Background: Development of distant metastases involves a complex multistep biological process termed the invasion-metastasis cascade, which includes dissemination of cancer cells from the primary tumor to secondary organs. NOTCH developmental signaling plays a critical role in promoting epithelial-to-mesenchymal transition, tumor stemness, and metastasis. Although all four NOTCH receptors show oncogenic properties, the unique role of each of these receptors in the sequential stepwise events that typify the invasion-metastasis cascade remains elusive. Methods: We have established metastatic xenografts expressing high endogenous levels of NOTCH3 using estrogen receptor alpha-positive (ERα+) MCF-7 breast cancer cells with constitutive active Raf-1/mitogen-associated protein kinase (MAPK) signaling (vMCF-7Raf-1) and MDA-MB-231 triple-negative breast cancer (TNBC) cells. The critical role of NOTCH3 in inducing an invasive phenotype and poor outcome was corroborated in unique TNBC cells resulting from a patient-derived brain metastasis (TNBC-M25) and in publicly available claudin-low breast tumor specimens collected from participants in the Molecular Taxonomy of Breast Cancer International Consortium database. Results: In this study, we identified an association between NOTCH3 expression and development of metastases in ERα+ and TNBC models. ERα+ breast tumor xenografts with a constitutive active Raf-1/MAPK signaling developed spontaneous lung metastases through the clonal expansion of cancer cells expressing a NOTCH3 reprogramming network. Abrogation of NOTCH3 expression significantly reduced the self-renewal and invasive capacity of ex vivo breast cancer cells, restoring a luminal CD44low/CD24high/ERαhigh phenotype. Forced expression of the mitotic Aurora kinase A (AURKA), which promotes breast cancer metastases, failed to restore the invasive capacity of NOTCH3-null cells, demonstrating that NOTCH3 expression is required for an invasive phenotype.
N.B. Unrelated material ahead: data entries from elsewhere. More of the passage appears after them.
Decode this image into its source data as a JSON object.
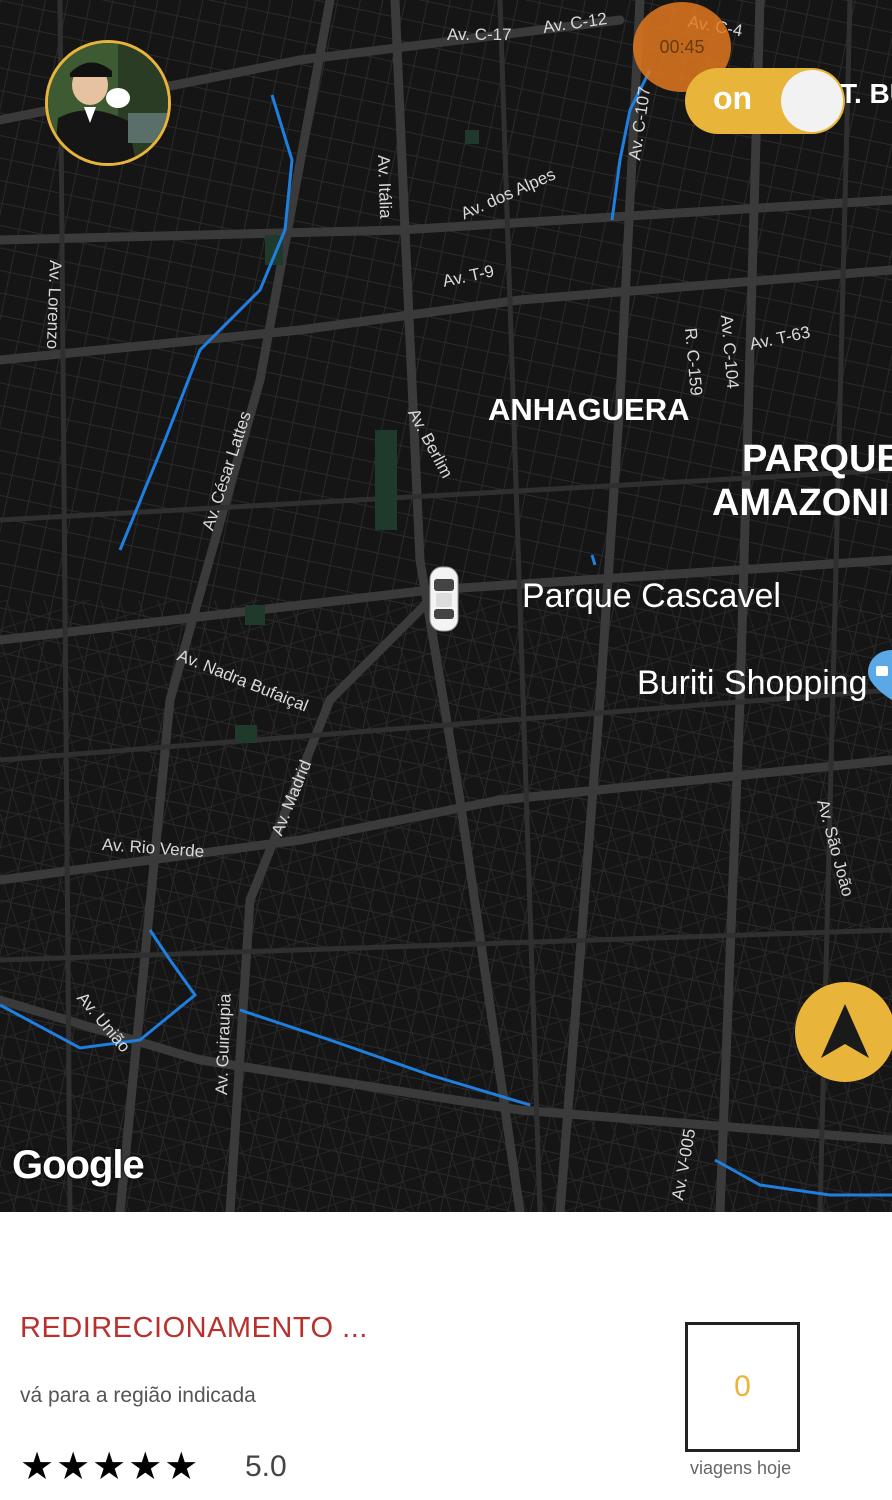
{
  "map": {
    "street_labels": {
      "c17": "Av. C-17",
      "c12": "Av. C-12",
      "c4": "Av. C-4",
      "c107": "Av. C-107",
      "italia": "Av. Itália",
      "alpes": "Av. dos Alpes",
      "lorenzo": "Av. Lorenzo",
      "t9": "Av. T-9",
      "c159": "R. C-159",
      "c104": "Av. C-104",
      "t63": "Av. T-63",
      "berlim": "Av. Berlim",
      "lattes": "Av. César Lattes",
      "nadra": "Av. Nadra Bufaiçal",
      "madrid": "Av. Madrid",
      "rioverde": "Av. Rio Verde",
      "saojoao": "Av. São João",
      "uniao": "Av. União",
      "guiraupia": "Av. Guiraupia",
      "v005": "Av. V-005",
      "tbu": "T. BU"
    },
    "neighborhoods": {
      "anhaguera": "ANHAGUERA",
      "parque_line1": "PARQUE",
      "parque_line2": "AMAZONI"
    },
    "pois": {
      "cascavel": "Parque Cascavel",
      "buriti": "Buriti Shopping"
    },
    "google_logo": "Google"
  },
  "controls": {
    "timer": "00:45",
    "toggle_label": "on"
  },
  "icons": {
    "avatar": "driver-avatar",
    "car": "car-icon",
    "recenter": "navigation-arrow-icon",
    "poi": "shopping-pin-icon"
  },
  "colors": {
    "accent": "#e8b43a",
    "title_red": "#b8312c",
    "map_bg": "#151515",
    "water": "#1e7fe0"
  },
  "status": {
    "title": "REDIRECIONAMENTO ...",
    "subtitle": "vá para a região indicada",
    "stars": "★★★★★",
    "rating": "5.0",
    "trips_count": "0",
    "trips_label": "viagens hoje"
  }
}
Likewise, pharmacologic inhibition of NOTCH signaling also impaired TNBC cell seeding and metastatic growth. Significantly, the role of aberrant NOTCH3 expression in promoting tumor self-renewal, invasiveness, and poor outcome was corroborated in unique TNBC cells from a patient-derived brain metastasis and in publicly available claudin-low breast tumor specimens. Conclusions: These findings demonstrate the key role of NOTCH3 oncogenic signaling in the genesis of breast cancer metastasis and provide a compelling preclinical rationale for the design of novel therapeutic strategies that will selectively target NOTCH3 to halt metastatic seeding and to improve the clinical outcomes of patients with breast cancer.
Bibliographical noteFunding Information:
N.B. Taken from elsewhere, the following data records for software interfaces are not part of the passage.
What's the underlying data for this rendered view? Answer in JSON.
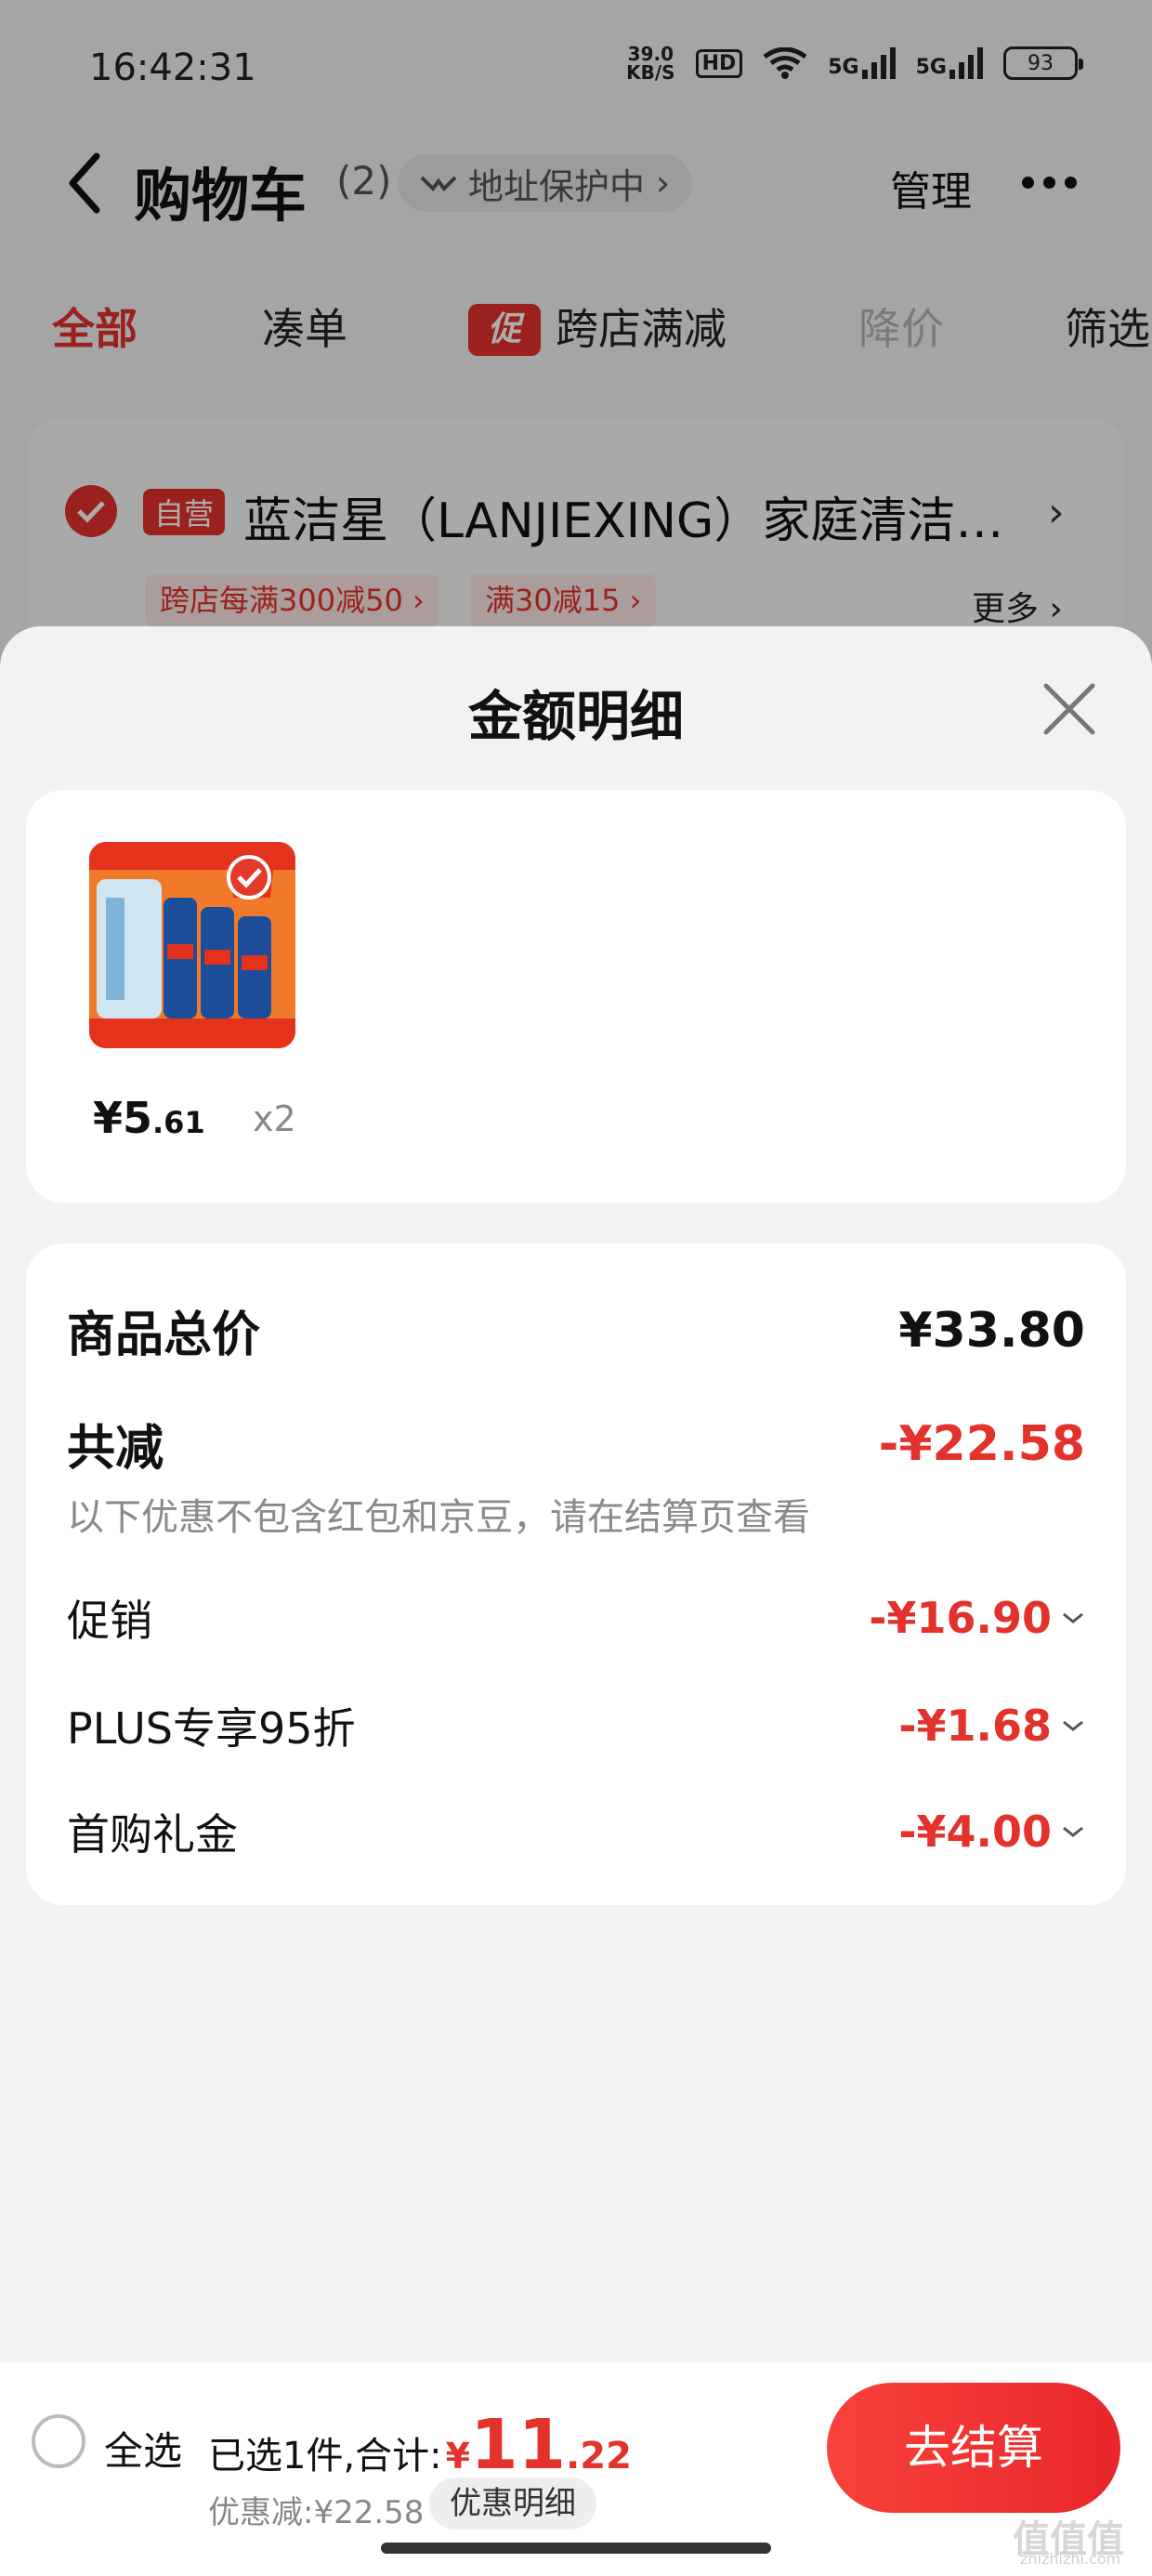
{
  "status_bar": {
    "time": "16:42:31",
    "speed_value": "39.0",
    "speed_unit": "KB/S",
    "hd": "HD",
    "net1": "5G",
    "net2": "5G",
    "battery": "93"
  },
  "header": {
    "title": "购物车",
    "count": "(2)",
    "address": "地址保护中",
    "manage": "管理"
  },
  "tabs": [
    {
      "label": "全部"
    },
    {
      "label": "凑单"
    },
    {
      "badge": "促",
      "label": "跨店满减"
    },
    {
      "label": "降价"
    },
    {
      "label": "筛选"
    }
  ],
  "shop": {
    "badge": "自营",
    "name": "蓝洁星（LANJIEXING）家庭清洁…",
    "coupons": [
      "跨店每满300减50 ›",
      "满30减15 ›"
    ],
    "more": "更多 ›"
  },
  "sheet": {
    "title": "金额明细",
    "product": {
      "price_main": "¥5",
      "price_dec": ".61",
      "qty": "x2",
      "image": "drain-cleaner-product-image"
    },
    "summary": {
      "total_label": "商品总价",
      "total_value": "¥33.80",
      "reduce_label": "共减",
      "reduce_value": "-¥22.58",
      "note": "以下优惠不包含红包和京豆，请在结算页查看",
      "items": [
        {
          "label": "促销",
          "value": "-¥16.90"
        },
        {
          "label": "PLUS专享95折",
          "value": "-¥1.68"
        },
        {
          "label": "首购礼金",
          "value": "-¥4.00"
        }
      ]
    }
  },
  "bottom": {
    "select_all": "全选",
    "selected_text": "已选1件,合计:",
    "yen": "¥",
    "total_main": "11",
    "total_dec": ".22",
    "saved": "优惠减:¥22.58",
    "detail_button": "优惠明细",
    "checkout": "去结算"
  },
  "watermark": {
    "logo": "值值值",
    "site": "zhizhizhi.com"
  },
  "colors": {
    "accent": "#e3312c",
    "checkout_start": "#f9423c",
    "checkout_end": "#e8262a"
  }
}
This study was supported by U.S. Army Medical Research and Materiel Command grant BC022276, Intramural RECDA, The Nan Sawyer Award, and National Cancer Institute (NCI) grant CA214893 (to ABD), NCI grant CA72836 (to JLS), the Mayo Clinic Breast Cancer Specialized Program of Research Excellence (SPORE), NCI grant CA116201 (to JNI, EG, and MEG), the Prospect Creek Foundation (to EG), the Mayo Clinic NIH Relief Fund and NCI grant CA214893 (to TH), and the Mayo Clinic Comprehensive Cancer Center.
© 2018 The Author(s).
- Breast cancer
- Centrosome amplification
- Chromosomal instability
- Tumor stemness